Between our app and main course, the waiter brought out a palette cleanser for us. It was one of those fun little things that molecular-gastronomists like to do. It had a concentrated citrus liquid (orange I believe) suspended in a gelatin skin, which was in turn suspended in a different liquid in a shot glass. Unfortunately, we didn’t get a picture of it and the only thing I remember is the strong taste of citrus and the pop of gelatin skin. While it may not be the highlight of the meal, it was definitely fun and amusing. The timing on the courses was stellar. There was no awkward lag between one dish and another.
Lindz decided to go all out on the fancy seafood this night. For her entree she chose the butter poached lobster. There is really no way you can go wrong with that combination. The little bite that I stole from her proved that very well. Without a doubt, this was the most perfectly cooked lobster that I’ve ever had. The butter flavor was infused into the meat and since it was poached, the meat was unbelievable succulent and tender.

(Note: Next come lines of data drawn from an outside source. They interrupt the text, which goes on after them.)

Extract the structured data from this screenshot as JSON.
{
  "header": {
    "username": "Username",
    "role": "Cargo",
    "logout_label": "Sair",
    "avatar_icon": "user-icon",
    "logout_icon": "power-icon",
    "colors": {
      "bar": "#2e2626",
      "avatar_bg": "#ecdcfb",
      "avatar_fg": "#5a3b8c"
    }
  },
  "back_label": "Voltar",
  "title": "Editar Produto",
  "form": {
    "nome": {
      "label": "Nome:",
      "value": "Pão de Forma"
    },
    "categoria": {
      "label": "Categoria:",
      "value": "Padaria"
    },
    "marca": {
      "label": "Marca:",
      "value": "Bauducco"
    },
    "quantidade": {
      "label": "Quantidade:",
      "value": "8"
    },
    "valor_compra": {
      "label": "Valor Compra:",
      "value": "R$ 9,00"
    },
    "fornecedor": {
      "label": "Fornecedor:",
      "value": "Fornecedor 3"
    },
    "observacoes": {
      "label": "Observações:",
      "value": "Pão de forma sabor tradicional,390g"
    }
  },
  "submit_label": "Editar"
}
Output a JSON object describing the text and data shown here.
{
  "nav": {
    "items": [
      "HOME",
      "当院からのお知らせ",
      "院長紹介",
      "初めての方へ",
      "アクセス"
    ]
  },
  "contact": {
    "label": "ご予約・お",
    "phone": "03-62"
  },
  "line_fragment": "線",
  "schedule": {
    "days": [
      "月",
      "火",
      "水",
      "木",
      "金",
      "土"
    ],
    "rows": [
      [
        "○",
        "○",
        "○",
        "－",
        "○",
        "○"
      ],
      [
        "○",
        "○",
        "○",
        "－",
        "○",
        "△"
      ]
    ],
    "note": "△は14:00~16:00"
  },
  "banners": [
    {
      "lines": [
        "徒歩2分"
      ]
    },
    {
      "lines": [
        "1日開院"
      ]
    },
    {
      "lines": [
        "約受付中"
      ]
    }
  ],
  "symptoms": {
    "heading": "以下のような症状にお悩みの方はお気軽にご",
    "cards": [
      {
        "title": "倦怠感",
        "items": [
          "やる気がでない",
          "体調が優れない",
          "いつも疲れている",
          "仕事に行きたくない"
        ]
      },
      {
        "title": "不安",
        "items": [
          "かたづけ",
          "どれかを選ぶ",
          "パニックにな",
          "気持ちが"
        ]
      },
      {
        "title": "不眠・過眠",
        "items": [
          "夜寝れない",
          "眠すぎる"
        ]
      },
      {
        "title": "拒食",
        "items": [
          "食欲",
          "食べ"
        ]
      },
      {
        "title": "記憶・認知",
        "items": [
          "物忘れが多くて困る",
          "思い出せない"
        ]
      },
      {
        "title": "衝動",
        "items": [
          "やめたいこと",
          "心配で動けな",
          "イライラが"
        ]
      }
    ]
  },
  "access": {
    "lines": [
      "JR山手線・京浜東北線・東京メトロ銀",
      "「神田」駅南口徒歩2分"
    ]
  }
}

I opted for the white wine braised rabbit. I choose it mainly because I haven’t had rabbit in a long time, also it was the most out of the ordinary dish they had for entrees. If you haven’t figured it out by now, I like to be adventurous with my food. It pains me to admit this, but this was the weakest dish that we were served the entire night. I’m a self-proclaimed salt fiend and by the time I got to the end of my dish, it was getting a bit salty even for my palette. Other then being a bit heavy handed with the NaCl, this was a great dish. the rabbit was tender and flavorful. The pasta, I’m 98% certain was made from scratch and cooked to the perfect chewiness. All in all, it was a great meaty and earthy dish.
Even taking our wild sushi meals into account, this was by far the most expensive meal I’ve ever eaten. That being said, it was also without question one of the top three meals that I’ve ever eaten. As soon as we can afford it, I’m planning on going back.
I do feel a little guilty about the tip we left our waiter. Don’t worry, it was in excess of what we normally do and we are generous tippers. If we could have afforded it, I would have left him a 100% tip because with his help the experience was that great and the food selections were even better. If you can afford to splurge for a night, I recommend this place without hesitation.